player can work anywhere from one to twenty games. If I work in the morning, I often start games and am required to leave one
seat open for new players. Once a player fills in that seat, the prop needs to get up at their blind. There are sometimes as
many as four props in a game in the early morning because the customers aren't there. We exit one at a time depending on the
position of the blind and slowly leave the game with no props in them. At the Bicycle Casino we are fortunate that we can
sit and stay in the $6-12 Holdem games as long as there is only one prop in the game and we are not needed elsewhere. Although
we get paid an hourly rate, the money we use to play is our own. We can win or lose hundreds on any given day.
Like any job, being a prop player has advantages and disadvantages. I have improved my overall game tremendously, especially
in Limit Holdem. I get paid to do what I love, play poker. I also meet new people and have built a lot of strong friendships
with people who have poker in common. The disadvantage of being a prop is being moved from a game that you would love to stay in.
Sometimes, I am in a game that is full of action and I know if I am able to sit in the game long enough, I will make money. If a
poker table is in danger of breaking, I am asked to move from that "great" game to sit in and save another one. Another thing

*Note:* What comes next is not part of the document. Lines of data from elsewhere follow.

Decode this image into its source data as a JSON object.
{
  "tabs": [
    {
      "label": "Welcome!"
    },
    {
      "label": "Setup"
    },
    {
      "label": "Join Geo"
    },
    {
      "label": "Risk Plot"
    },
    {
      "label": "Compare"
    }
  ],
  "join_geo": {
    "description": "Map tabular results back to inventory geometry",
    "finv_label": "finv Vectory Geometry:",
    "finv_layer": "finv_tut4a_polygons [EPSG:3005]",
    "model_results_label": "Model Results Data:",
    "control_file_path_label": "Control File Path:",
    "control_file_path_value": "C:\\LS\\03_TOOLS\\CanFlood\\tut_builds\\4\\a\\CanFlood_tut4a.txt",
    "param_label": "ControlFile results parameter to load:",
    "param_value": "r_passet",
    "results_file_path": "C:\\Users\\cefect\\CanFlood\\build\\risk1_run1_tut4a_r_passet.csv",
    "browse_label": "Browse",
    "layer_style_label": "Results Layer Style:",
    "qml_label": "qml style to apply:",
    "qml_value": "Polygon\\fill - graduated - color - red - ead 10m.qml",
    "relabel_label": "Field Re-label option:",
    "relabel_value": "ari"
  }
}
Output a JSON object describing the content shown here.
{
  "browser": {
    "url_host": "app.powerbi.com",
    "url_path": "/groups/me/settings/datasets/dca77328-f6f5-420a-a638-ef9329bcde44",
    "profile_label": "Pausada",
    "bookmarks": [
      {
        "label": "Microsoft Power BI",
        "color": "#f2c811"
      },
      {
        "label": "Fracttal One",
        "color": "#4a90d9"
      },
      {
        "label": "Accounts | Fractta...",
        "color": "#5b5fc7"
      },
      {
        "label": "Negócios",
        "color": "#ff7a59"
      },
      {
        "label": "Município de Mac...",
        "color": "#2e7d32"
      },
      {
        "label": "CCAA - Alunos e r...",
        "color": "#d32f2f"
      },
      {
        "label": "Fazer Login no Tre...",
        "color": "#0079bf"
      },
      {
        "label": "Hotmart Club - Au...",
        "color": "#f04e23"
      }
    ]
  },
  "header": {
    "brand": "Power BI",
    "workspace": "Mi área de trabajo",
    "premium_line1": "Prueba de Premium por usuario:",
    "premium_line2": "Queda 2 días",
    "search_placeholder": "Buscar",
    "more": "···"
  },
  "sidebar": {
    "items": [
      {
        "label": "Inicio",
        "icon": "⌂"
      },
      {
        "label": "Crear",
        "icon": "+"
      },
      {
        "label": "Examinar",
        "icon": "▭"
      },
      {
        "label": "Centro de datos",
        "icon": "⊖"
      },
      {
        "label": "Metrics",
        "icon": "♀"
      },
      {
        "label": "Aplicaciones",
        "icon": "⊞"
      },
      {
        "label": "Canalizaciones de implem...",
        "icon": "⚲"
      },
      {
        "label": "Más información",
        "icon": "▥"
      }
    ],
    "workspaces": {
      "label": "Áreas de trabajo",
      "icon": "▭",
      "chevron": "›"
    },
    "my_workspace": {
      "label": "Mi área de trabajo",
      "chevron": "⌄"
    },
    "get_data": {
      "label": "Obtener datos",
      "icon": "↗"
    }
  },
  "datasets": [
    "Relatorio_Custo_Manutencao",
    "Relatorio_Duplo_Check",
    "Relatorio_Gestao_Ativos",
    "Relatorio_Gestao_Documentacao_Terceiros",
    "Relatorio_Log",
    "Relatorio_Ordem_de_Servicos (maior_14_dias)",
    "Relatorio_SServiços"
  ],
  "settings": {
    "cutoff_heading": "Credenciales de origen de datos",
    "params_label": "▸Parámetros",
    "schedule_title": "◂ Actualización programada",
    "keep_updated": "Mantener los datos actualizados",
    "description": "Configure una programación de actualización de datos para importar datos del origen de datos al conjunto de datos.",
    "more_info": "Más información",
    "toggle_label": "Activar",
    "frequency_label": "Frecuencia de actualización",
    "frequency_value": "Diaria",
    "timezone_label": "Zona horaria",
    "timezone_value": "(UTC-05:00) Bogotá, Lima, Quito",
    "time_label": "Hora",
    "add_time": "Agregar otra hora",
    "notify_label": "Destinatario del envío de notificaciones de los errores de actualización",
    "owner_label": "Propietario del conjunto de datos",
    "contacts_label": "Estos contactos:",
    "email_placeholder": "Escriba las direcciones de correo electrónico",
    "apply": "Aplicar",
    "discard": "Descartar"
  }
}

I don't like is when a player doesn't want to play with me because I happen to be a prop. The chips I lose or win are just as valuable
as any other players. Of course there are times when a player might not want to sit with me, but it should be based on my skill on that
particular game, not based on if I am paid by the house or not. If a player sees me in an Omaha game, they might want to run for the hills.
If I am sitting on a Crazy Pineapple game, they should run to any open seat they can.
Many props work a full forty hour week,
but I only work thirty-two (by choice). Any prop should have a basic knowledge of all games and should work at improving their game at all times.
As stated previously, there are days when we can win or lose several hundred. The basic idea is to remember that poker is a never-ending session
and the bad days are inevitable. I have to consistently work at letting the losses just roll of my back. The wins are just another day away.
Online poker props have the same sort of job. They are paid to play in games where the house wants them to play. And like casino
props they have to be able to handle being moved from juicy games to terrible ones. The only key difference is that casino props
are paid by the hour, while online props can be paid a variety ways, like by the hand. Also some online cardrooms let players be
"temporary props" where they will offer players a bonus to join a specific game for a minimum number of hands.
Being paid to play poker is great, but not for everyone. Players who hate to quit games when they are losers don't make good props.
Players who really hate having losing days should never consider being a prop, because the #1 rule of being a prop is: go home when
your shift ends. Tomorrow is another day.
A prop is not a shill.